Simmons’s HSAN is still actively educating and registering voters. HSAN, which registered nearly 2 million people before Election Day 2004, is also concentrating its power locally, focusing on California and the New Jersey governor’s race. While HSAN, as a nonprofit, is legally prohibited from endorsing or supporting candidates, many of its members say politicians like Detroit’s 35-year-old Mayor Kwame Kilpatrick (known by some as the “Hip-Hop Mayor”) represent the kind of qualities they’d like to see in candidates nationwide. As Alexis McGill, who served as executive director of Citizen Change, says, Kilpatrick is admired because of “what he accomplished at his age, the way he carries himself and how he stays connected culturally” with young people.

The Detroit mayor’s example is still rare, though. “Up until this point the respective parties haven’t provided enough resources, attention or support to urban young people,” says Baye Wilson, the former chair of the Hip-Hop Convention. Ostensibly the left has been given the gift of a brand new constituency, eager to vote but grappling with a dearth of viable, young minority candidates who reflect their attitudes and experiences. This begs the question: If the current crop of politicians isn’t generating interest, who are these voters to turn to?

Not the rappers and entertainers who may have originally brought them into the movement, says Kim. “Russell is a businessman. Jay-Z is a rapper and a businessman. 50 Cent is in that same realm,” he explains. “This is a certain class of individuals who have huge skills as artists and producers, but they’re not politicians.” Hopefully, similarly to what occurred with SNCC, future political leaders will be produced from within the hip-hop activist grassroots movement.

Beyond developing new leadership, the most pressing need is for a more united, organized front than was the case in 2004. Instead of working independently, activists must pool their resources and strengths to build a sustained grassroots movement, as the League of Pissed Off Voters is starting to do. If everything goes according to plan, a voting bloc as influential as the religious right, but progressive, could be firmly established.

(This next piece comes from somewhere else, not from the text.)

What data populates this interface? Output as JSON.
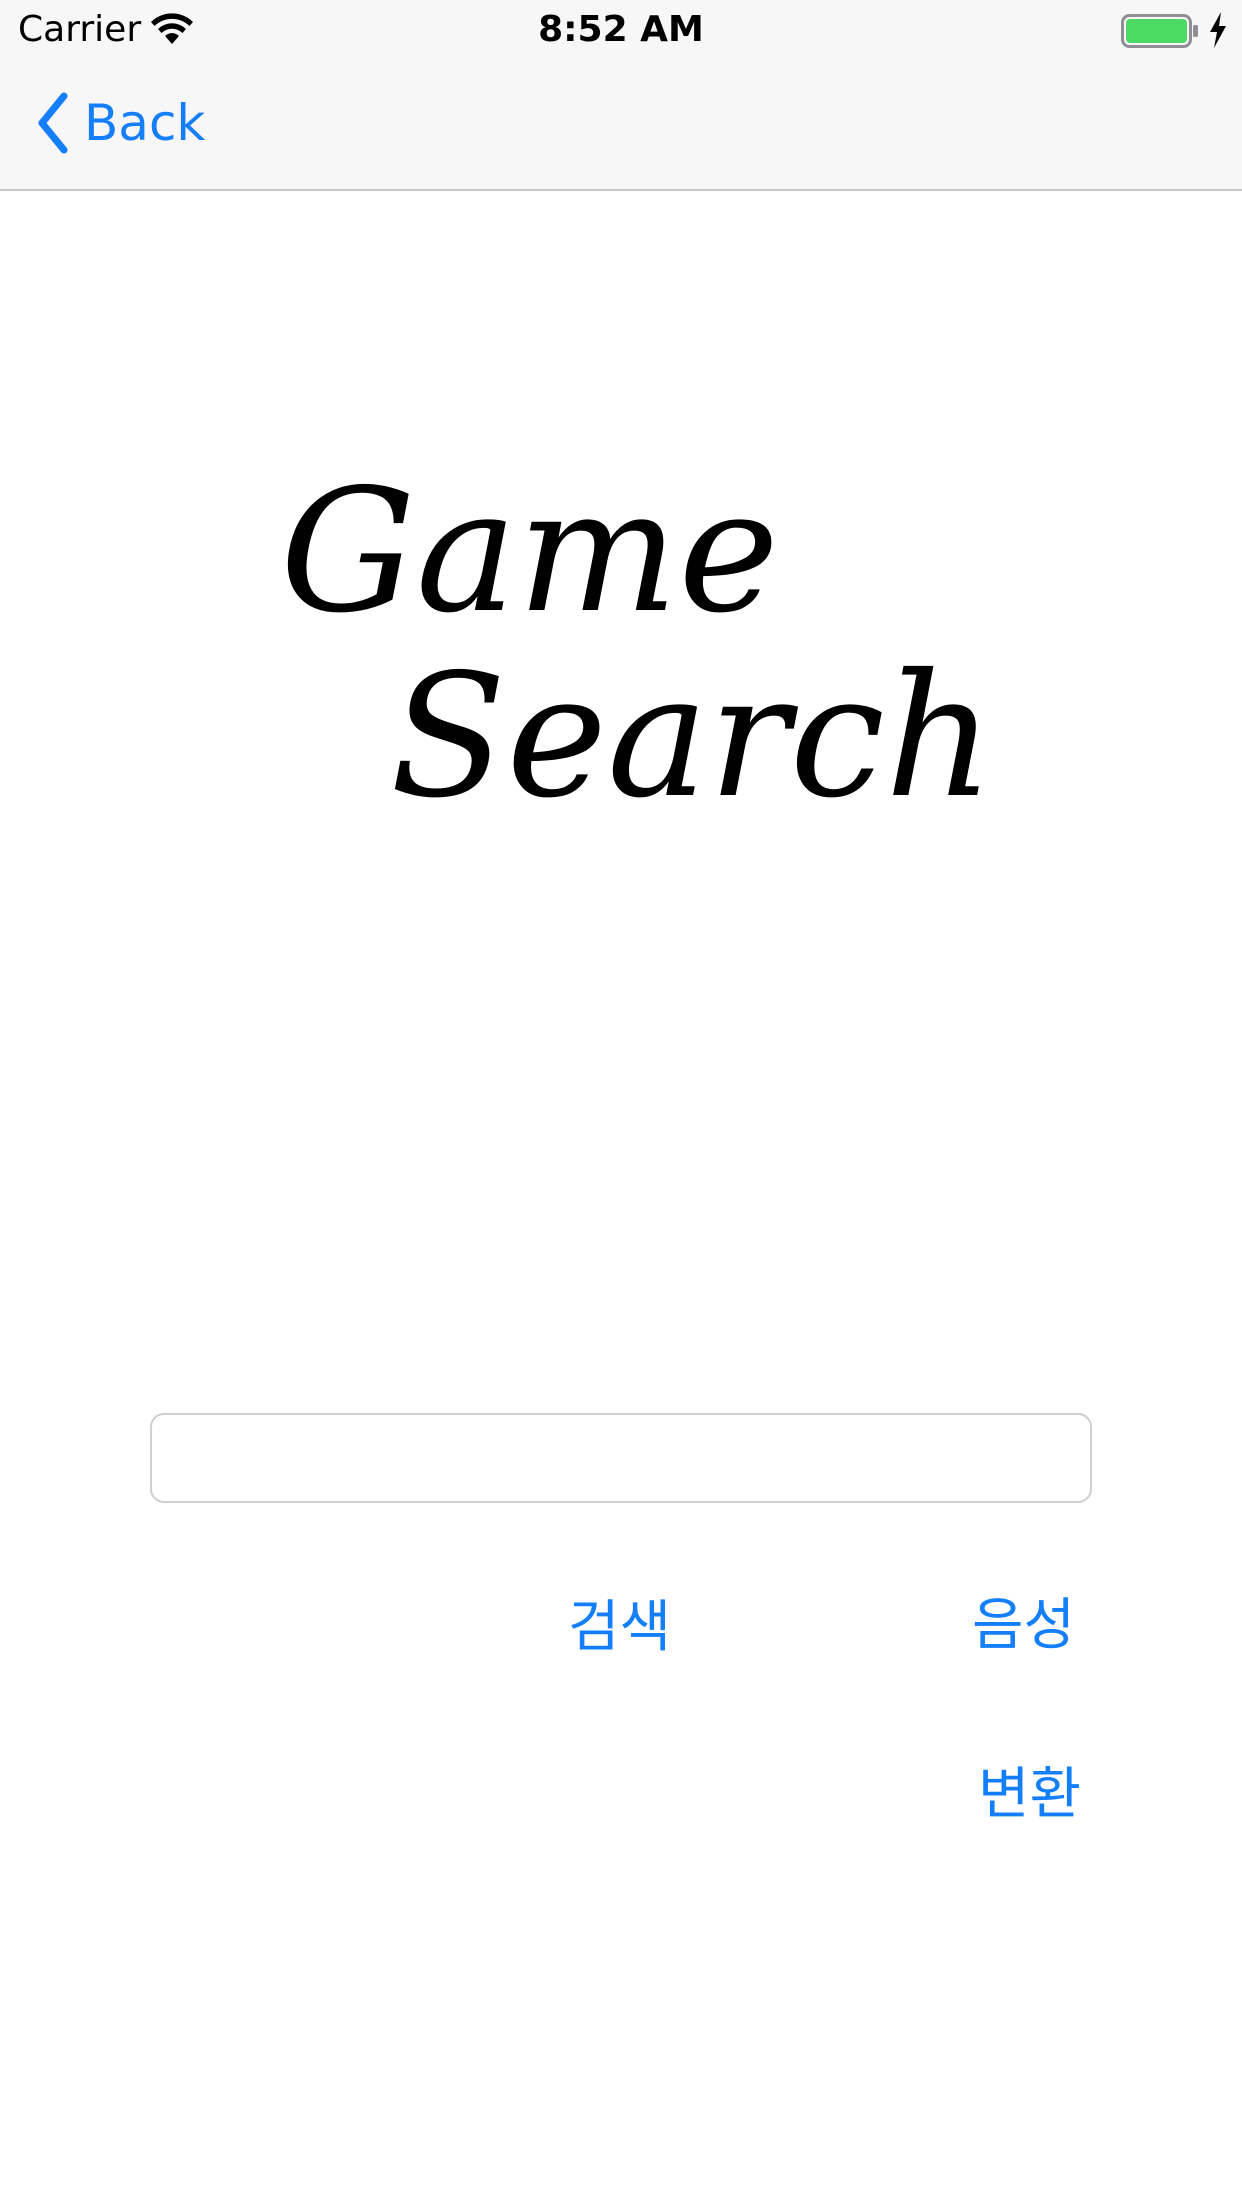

As Kim says, “We might have to lose the next couple of elections. If a progressive wins, great. If not, too bad. But unless we build an apparatus from the ground up–it’ll never happen.”